So my husband and I have told her, often, that she's not welcome to come over to our home when she's been drinking alcohol.
Today she stopped by and she'd been quite obviously drinking. As she screamed and yelled and paced and swore at us we reminded her she was not welcome inside until she'd sobered up. Our seventeen year old son heard the commotion and came out of his room to see what strange new thing could possibly be going on in our silly, happy, swear-only-when-it-makes-a-kind-joke-funnier home.
My step-daughter apologized to him saying, "This isn't about you. This is grown-up stuff."
To which I replied strongly, "This is not grown-up stuff. Not at all. This is the opposite of grown-up stuff."
My step-daughter looked confused (in her defense she grew up in an extremely different environment than the one I insist on calling home, and learned the look of "grown up" from extremely different grown ups) and seemed almost sober for a moment.
After hearing my comment my son looked no longer confused. He seemed certain of my authority.
I have a step-daughter who's a handful. And I love her enough to tell her to go home while I strongly insist on exampling what I believe that a home can be.
Sometimes your step-daughter needs to hear no, and sometimes your son needs to hear you tell her no and explain why.
I insist on a kind, happy, open minded home. And I believe in teaching our children how to insist on it too.
All of our children.

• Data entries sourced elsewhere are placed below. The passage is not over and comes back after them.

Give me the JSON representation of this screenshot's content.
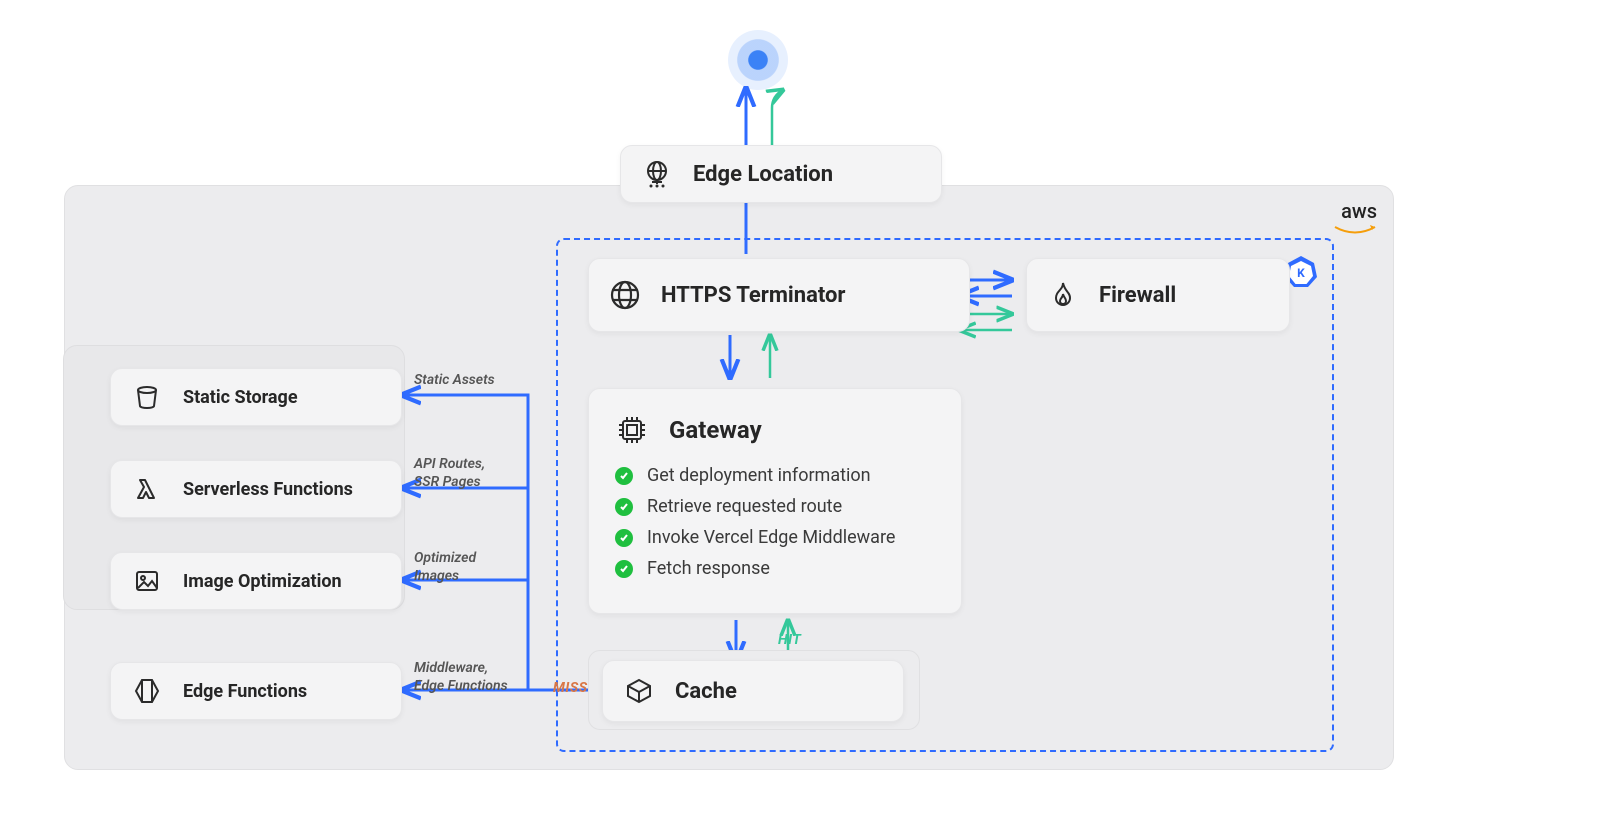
{
  "provider": {
    "label": "aws"
  },
  "nodes": {
    "edge_location": "Edge Location",
    "https_terminator": "HTTPS Terminator",
    "firewall": "Firewall",
    "gateway": "Gateway",
    "cache": "Cache",
    "static_storage": "Static Storage",
    "serverless_functions": "Serverless Functions",
    "image_optimization": "Image Optimization",
    "edge_functions": "Edge Functions"
  },
  "gateway_steps": [
    "Get deployment information",
    "Retrieve requested route",
    "Invoke Vercel Edge Middleware",
    "Fetch response"
  ],
  "edge_labels": {
    "static": "Static Assets",
    "api": "API Routes,\nSSR Pages",
    "img": "Optimized\nImages",
    "mw": "Middleware,\nEdge Functions",
    "miss": "MISS",
    "hit": "HIT"
  }
}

Hugs, smiles, and love!!
Autism Answers with Tsara Shelton (Facebook)
You don't have to be treated with kindness to insist on being kind. And sometimes being kind means saying no.
|I insist on living in a kind, happy, open minded home. Also, I like trees!|